DESCRIPTION OF THE TASK
Give the number of lines in the entries below that hold "теней", with no accompanying words.

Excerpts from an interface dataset
---

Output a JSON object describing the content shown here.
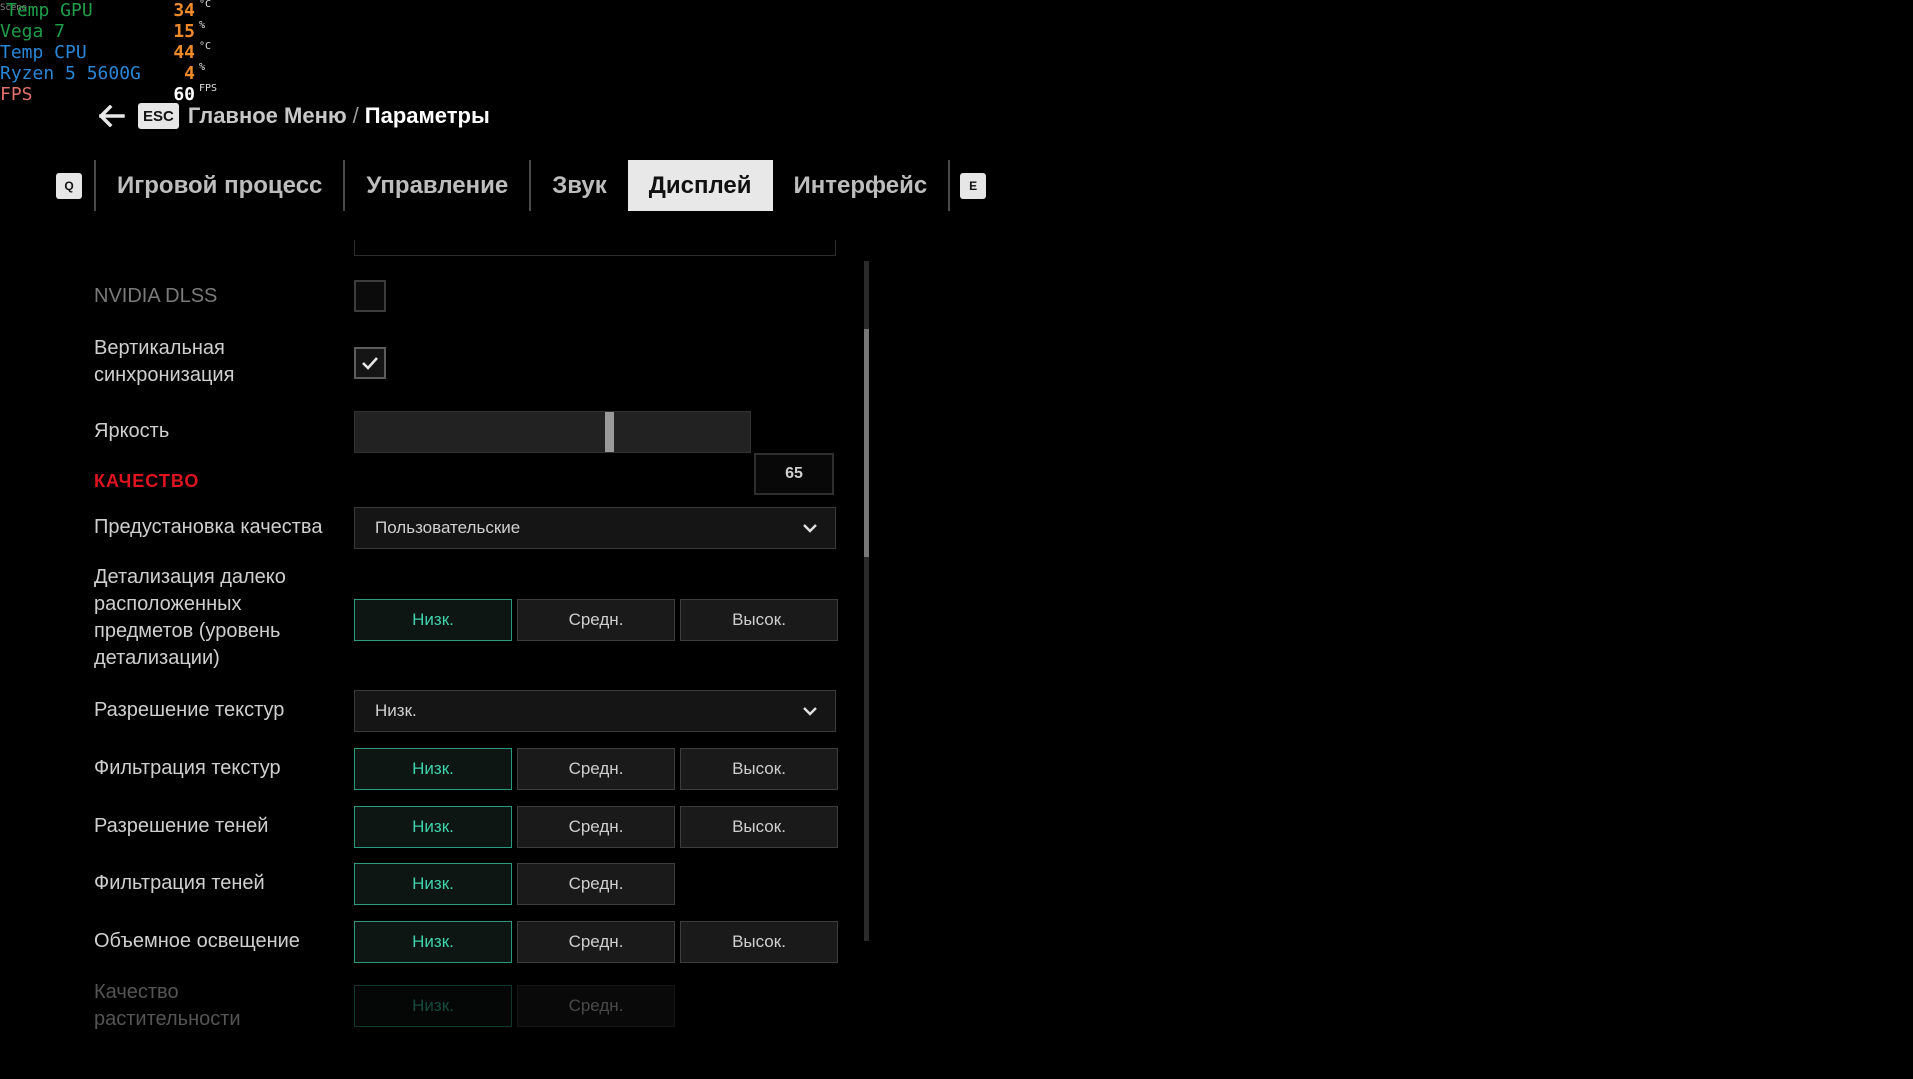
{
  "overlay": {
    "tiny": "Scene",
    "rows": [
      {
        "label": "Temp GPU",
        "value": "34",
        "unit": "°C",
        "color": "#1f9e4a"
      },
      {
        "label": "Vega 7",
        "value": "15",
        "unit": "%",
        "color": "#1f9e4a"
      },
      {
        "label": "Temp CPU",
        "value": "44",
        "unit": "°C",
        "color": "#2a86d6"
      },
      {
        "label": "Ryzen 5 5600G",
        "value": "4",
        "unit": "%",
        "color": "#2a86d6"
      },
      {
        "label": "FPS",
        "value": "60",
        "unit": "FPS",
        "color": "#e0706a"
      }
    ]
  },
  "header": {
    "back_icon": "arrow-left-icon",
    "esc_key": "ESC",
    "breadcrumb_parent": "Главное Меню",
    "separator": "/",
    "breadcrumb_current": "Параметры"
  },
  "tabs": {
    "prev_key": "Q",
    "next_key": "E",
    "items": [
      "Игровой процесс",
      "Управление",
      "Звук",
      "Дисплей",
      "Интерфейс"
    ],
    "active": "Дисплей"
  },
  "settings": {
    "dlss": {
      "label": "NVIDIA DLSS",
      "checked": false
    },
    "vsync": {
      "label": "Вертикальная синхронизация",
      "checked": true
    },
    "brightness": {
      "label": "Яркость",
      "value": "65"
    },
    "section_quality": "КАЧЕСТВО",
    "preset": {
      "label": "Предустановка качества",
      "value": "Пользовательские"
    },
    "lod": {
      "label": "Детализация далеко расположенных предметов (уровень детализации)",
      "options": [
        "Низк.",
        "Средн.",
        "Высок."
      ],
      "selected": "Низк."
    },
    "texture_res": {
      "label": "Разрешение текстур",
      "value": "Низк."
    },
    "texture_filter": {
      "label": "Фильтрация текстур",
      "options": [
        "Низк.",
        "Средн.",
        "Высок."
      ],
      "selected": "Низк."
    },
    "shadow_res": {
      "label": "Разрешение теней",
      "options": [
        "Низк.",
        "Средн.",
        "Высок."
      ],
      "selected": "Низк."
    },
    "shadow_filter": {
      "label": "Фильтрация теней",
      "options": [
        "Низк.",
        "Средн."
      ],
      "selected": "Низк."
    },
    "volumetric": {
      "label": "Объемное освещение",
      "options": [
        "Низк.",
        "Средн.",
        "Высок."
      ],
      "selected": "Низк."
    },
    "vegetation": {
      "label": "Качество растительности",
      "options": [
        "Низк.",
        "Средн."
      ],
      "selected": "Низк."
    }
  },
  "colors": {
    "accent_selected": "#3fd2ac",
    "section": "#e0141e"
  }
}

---

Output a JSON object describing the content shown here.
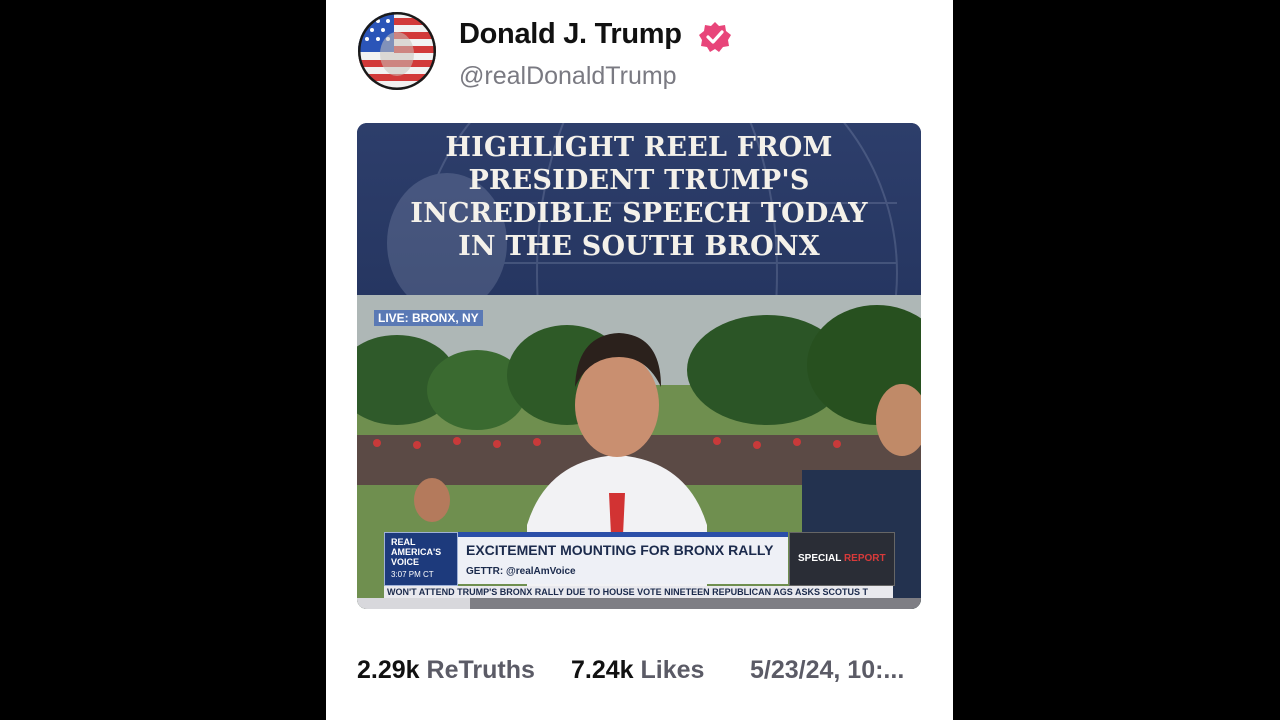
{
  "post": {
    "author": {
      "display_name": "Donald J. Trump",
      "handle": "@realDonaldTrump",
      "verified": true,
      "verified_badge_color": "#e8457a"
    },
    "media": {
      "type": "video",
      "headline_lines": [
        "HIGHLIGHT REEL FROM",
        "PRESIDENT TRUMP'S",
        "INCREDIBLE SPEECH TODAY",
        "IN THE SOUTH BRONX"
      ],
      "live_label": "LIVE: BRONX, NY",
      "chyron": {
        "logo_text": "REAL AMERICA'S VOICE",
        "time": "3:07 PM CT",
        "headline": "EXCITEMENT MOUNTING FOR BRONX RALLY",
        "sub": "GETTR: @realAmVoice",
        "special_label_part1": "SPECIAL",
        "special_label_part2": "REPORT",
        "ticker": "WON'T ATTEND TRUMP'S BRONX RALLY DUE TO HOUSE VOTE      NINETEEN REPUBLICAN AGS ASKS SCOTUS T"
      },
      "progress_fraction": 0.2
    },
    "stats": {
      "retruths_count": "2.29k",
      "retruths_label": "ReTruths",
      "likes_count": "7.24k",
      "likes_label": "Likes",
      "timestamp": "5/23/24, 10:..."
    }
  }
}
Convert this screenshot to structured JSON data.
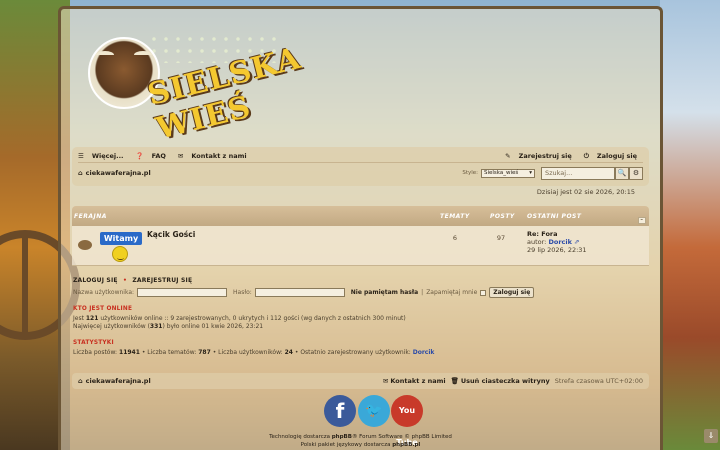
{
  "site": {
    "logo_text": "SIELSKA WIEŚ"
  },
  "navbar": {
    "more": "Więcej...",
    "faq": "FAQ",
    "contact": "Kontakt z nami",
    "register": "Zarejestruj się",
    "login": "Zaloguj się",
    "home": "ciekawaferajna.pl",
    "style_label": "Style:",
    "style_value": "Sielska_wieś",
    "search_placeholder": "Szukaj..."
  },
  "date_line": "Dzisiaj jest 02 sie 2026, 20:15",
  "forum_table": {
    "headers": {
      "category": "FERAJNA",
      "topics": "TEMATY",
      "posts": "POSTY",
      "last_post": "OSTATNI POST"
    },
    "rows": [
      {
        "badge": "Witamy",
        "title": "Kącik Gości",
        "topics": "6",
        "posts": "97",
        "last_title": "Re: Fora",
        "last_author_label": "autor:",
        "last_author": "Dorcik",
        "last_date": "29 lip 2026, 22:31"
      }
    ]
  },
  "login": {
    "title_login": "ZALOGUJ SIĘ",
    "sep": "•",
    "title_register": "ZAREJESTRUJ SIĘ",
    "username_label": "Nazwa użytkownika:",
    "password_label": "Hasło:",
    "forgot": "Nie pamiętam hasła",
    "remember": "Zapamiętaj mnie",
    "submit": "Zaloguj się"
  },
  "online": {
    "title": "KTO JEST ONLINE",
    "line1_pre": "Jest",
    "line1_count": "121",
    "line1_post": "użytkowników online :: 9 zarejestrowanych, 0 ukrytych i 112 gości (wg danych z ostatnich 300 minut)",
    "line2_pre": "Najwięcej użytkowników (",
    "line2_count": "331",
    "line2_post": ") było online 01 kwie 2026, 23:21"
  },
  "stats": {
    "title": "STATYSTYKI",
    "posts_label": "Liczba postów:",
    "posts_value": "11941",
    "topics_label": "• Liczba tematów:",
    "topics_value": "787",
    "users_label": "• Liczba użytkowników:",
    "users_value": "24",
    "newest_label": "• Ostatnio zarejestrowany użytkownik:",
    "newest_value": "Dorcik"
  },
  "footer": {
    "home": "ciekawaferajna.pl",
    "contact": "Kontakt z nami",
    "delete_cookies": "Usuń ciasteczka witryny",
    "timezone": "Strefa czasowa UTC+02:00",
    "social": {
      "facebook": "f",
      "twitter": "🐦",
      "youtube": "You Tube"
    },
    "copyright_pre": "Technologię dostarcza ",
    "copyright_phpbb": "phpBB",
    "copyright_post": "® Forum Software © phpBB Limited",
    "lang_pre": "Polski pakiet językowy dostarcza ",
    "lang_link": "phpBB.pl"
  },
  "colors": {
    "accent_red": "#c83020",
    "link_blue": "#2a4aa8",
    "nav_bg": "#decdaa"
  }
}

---

ANSWER AREA
2